According to the World Health Organization, hearing-impaired people number 275 million worldwide. I began to lose my hearing in my mid-twenties. By the time I was thirty, I was down 40% in my left ear. At 40 I had lost 60% in my left ear and had started a slow loss in my right. By then the accompanying tinnitus and severe vertigo had gotten bad enough to effect how my brain processed sound and light. After passing out four times (once in a yarn shop), I agreed to a chemical labrythectomy (thus disabling the likely culprit, my left endolymphatic nerve). The procedure cost me the remaining hearing in my left ear (but, functionally speaking, gave me back my life). I will be 51 in June. My left ear is fully deaf, but has yet to stop ringing. While I still get dizzy, I only rarely suffer from vertigo. The hearing in my right ear is declining at a much slower rate than my left but eventually that will be gone too.
When this journey began, as a way of facing the possibility of going deaf, I read tons of books on living in a deaf world. What makes "Shouting Won't Help" by Katherine Bouton different from the books I read then, is that it is not about being deaf. It is about going deaf and while the experiences can be similar, they are not the same.
Ms. Bouton's experience was different in some of ways than mine. However, much of what she recounts is very familiar. The embarrassment of having to ask people to repeat themselves over and over. Being made to feel like your lack of hearing and/or understanding what you do hear (sometimes we can hear that you are talking but are unable to make out the words), is something you are doing to them. Then, there is the anger at being treated like you are stupid just because you can not hear and the ever-present fear that it might be true.
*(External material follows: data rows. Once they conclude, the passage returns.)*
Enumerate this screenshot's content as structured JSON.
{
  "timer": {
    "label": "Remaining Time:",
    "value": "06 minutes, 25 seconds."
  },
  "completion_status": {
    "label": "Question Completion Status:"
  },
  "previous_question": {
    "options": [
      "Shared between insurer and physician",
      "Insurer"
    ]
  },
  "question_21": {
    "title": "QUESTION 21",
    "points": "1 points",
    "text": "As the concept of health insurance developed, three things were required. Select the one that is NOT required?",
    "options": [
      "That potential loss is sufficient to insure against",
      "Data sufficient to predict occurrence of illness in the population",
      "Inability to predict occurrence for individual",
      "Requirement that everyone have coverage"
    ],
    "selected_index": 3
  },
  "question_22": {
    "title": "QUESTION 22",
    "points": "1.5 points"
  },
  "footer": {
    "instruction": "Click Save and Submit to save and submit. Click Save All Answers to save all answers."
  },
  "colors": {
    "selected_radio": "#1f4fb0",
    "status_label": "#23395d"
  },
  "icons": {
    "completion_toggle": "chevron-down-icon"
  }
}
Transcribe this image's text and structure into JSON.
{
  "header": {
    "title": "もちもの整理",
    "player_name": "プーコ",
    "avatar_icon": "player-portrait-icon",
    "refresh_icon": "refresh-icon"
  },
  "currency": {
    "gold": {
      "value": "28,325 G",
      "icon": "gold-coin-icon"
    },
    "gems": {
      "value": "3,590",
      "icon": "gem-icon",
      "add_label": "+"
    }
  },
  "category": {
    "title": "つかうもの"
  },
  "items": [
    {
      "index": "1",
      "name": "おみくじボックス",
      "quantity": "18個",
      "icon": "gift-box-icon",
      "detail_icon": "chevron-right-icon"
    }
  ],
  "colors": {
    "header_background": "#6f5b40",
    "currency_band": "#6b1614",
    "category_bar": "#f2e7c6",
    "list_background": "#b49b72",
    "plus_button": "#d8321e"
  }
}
Hearing loss is an invisible disability. I do not use a cochlear and am not a good candidate for hearing aids. I speak well and, with a strong voice to my right, can even still sing. Thanks to a combination of speech reading, what my right ear has to offer and context, I compensate very well (so says my audiologist). However, ambient noise and acoustics can make or break me. Once at Disney, while being seated for Epcot's Candlelight Processional, I asked to sit within sight of the ASL (American Sign Language) interpreter . The rather nasty usher told me to prove I am deaf. Really? As I understand it, only my autopsy will tell the whys and hows of my emerging deafness and I am not ready to go there yet.
"Shouting Won't Help", is at times funny and sad. Along with detailed information on hearing aids, cochlear implants, and assistive listening devices, Ms. Bouton goes into the whys and hows of age and noise related hearing loss. She also shares tips for talking with the hearing impaired that, if you yourself are hearing impaired, you may be tempted to copy and hand-out. In much the same way that "Quiet" did, "Shouting,,," left me feeling more comfortable with my own normal. Not only do I feel less isolated in this never quiet place, but I feel braver about asking for what I need.
Given the statistics, it is more than likely that you or someone you interact with on a regular basis is deaf or hearing impaired. Do yourself and them a favor and read this book. Then you can do what I did, and ask your hubby to read it too.